• BRIEF
Work out the count of lines in the material where the string "stop" shows up, and reply with it alone.
___ MATERIAL PROVIDED
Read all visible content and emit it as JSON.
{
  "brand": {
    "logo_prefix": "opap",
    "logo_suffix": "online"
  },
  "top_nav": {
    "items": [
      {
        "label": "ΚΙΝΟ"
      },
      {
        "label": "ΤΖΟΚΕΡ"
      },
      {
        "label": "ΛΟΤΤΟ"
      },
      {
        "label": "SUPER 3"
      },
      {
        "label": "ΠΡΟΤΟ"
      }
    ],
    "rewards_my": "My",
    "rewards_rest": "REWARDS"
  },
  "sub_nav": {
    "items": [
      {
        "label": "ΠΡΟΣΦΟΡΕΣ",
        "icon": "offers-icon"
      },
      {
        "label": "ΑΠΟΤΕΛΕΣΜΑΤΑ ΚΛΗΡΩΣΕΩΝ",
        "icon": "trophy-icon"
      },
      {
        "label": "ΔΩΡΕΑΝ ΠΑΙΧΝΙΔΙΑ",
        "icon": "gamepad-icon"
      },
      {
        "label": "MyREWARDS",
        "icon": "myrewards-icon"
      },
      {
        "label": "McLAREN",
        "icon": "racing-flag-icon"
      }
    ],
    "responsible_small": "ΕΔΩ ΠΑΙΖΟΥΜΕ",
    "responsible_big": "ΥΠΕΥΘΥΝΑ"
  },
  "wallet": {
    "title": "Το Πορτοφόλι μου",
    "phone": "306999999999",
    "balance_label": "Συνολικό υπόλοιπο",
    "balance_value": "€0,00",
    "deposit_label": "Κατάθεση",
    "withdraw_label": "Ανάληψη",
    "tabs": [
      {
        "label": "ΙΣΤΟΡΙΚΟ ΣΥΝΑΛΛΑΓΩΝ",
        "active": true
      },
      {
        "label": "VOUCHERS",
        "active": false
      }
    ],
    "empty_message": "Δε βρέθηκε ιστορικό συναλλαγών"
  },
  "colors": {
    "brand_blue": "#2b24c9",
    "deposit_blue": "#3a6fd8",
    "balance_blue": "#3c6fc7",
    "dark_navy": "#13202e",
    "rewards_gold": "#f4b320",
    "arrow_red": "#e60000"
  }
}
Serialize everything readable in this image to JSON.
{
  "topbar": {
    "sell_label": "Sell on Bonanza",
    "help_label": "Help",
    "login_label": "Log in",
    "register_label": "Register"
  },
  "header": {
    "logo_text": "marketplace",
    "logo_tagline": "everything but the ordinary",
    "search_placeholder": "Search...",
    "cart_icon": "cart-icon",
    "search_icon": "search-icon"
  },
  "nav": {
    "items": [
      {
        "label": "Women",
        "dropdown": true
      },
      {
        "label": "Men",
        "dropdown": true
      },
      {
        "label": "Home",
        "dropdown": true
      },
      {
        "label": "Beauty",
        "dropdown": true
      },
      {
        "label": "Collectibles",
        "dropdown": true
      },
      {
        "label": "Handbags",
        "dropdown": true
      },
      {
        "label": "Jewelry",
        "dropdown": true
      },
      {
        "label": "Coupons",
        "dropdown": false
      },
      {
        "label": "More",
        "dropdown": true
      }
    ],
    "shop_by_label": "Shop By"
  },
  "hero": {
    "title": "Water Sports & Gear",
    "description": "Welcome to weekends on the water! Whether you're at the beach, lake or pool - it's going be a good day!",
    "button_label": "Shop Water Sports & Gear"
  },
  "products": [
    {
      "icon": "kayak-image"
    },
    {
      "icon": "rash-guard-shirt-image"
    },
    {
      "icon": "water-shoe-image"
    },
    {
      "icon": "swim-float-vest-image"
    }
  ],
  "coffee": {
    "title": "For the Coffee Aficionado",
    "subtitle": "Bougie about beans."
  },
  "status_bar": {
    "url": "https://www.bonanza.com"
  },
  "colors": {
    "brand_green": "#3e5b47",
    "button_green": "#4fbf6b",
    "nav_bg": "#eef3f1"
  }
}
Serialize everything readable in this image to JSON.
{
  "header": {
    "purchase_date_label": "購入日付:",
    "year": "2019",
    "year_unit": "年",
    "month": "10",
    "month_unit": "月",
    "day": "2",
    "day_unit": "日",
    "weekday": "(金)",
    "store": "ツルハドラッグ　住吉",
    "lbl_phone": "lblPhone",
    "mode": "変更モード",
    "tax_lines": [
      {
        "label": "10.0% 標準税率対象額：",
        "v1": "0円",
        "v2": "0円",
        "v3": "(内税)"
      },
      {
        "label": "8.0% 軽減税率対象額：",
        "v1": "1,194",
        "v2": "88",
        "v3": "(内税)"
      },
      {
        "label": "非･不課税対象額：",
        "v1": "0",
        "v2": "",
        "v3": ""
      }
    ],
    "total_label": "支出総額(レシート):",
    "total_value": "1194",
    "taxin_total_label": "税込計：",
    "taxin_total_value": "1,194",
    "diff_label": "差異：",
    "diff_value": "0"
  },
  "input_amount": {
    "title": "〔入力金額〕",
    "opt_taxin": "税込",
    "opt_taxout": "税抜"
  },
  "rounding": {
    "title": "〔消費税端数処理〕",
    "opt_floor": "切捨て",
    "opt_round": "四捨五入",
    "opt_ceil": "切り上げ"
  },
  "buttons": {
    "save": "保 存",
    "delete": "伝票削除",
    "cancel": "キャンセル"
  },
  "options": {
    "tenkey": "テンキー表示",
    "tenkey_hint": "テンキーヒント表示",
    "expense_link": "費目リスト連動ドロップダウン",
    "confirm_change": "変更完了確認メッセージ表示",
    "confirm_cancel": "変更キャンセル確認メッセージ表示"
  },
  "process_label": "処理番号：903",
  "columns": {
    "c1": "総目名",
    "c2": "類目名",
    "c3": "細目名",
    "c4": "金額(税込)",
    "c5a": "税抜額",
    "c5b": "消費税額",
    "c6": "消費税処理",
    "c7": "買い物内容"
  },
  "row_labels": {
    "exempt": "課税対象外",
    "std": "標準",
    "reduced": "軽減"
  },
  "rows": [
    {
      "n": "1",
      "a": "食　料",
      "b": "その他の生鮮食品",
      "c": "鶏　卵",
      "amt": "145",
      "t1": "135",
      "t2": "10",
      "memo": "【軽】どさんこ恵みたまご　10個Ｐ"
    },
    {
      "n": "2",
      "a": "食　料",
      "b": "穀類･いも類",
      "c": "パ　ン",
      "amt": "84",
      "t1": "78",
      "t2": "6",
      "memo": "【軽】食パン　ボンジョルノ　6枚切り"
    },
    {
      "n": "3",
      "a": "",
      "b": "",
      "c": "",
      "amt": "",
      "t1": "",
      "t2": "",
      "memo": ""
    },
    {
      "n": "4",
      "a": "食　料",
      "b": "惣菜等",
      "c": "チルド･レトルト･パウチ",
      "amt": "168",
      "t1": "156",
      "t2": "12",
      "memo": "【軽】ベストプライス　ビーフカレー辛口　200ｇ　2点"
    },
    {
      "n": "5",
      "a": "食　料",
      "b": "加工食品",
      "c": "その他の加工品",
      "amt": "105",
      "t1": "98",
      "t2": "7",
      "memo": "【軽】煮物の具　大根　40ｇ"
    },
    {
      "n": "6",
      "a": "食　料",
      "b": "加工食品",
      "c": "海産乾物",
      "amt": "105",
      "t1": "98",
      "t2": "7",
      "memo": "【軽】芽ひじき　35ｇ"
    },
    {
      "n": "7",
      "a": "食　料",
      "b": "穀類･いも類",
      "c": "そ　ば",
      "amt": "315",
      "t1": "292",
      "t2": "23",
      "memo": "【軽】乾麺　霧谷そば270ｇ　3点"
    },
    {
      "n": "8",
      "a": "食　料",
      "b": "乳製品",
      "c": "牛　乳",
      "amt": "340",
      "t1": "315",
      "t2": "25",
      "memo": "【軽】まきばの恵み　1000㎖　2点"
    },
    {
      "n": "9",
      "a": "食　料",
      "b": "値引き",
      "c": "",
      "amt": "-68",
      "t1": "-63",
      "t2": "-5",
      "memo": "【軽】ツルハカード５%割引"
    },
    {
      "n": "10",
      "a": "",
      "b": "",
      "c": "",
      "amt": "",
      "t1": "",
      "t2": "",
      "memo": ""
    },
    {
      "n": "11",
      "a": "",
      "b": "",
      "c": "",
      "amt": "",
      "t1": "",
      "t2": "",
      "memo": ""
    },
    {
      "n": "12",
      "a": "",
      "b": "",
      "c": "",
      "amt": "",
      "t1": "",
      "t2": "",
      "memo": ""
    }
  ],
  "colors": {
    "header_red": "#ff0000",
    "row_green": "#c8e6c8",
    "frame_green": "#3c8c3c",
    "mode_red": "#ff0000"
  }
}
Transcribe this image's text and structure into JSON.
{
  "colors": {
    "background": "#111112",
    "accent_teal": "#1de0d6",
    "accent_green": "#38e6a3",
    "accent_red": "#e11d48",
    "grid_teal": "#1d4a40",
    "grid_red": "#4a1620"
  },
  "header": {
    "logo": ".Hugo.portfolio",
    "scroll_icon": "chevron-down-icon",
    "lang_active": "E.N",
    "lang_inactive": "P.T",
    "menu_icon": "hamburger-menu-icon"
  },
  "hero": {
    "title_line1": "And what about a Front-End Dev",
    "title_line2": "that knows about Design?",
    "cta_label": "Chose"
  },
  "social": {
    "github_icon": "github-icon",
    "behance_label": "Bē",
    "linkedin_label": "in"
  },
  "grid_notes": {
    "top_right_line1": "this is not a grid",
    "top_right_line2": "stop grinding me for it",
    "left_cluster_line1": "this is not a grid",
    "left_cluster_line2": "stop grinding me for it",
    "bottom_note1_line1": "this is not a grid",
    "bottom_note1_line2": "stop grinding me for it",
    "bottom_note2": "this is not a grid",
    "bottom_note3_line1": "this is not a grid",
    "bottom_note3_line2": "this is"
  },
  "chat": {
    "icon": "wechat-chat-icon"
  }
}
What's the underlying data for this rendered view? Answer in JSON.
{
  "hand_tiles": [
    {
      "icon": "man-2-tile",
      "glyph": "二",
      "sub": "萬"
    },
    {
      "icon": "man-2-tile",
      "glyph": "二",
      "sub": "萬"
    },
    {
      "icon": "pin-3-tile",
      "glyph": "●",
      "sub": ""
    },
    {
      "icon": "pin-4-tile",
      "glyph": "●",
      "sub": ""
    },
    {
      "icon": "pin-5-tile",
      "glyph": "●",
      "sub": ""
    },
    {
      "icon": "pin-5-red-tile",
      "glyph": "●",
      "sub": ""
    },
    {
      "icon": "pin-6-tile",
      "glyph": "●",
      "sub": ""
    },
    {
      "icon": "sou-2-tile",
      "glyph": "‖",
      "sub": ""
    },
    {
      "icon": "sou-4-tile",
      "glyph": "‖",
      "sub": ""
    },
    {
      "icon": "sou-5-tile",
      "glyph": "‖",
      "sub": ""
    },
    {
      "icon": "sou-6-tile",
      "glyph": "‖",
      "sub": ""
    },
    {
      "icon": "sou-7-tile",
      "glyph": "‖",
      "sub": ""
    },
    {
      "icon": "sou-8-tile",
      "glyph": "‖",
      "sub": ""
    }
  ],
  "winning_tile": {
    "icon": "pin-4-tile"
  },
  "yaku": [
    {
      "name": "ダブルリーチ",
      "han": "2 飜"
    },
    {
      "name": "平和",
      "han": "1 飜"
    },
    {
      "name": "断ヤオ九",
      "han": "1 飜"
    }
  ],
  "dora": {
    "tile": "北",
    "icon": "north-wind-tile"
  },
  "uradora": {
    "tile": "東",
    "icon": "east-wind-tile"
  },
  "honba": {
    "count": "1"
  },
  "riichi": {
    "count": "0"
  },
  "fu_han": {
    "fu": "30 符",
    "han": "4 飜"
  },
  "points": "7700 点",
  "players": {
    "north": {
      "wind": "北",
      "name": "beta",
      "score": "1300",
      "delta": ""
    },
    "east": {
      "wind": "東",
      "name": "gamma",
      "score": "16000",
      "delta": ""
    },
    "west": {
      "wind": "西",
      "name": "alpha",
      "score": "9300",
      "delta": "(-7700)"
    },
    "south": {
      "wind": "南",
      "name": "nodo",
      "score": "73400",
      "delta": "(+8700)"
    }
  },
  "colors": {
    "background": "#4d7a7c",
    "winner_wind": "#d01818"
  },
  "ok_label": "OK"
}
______
• SOLUTION FOR THIS EXERCISE
3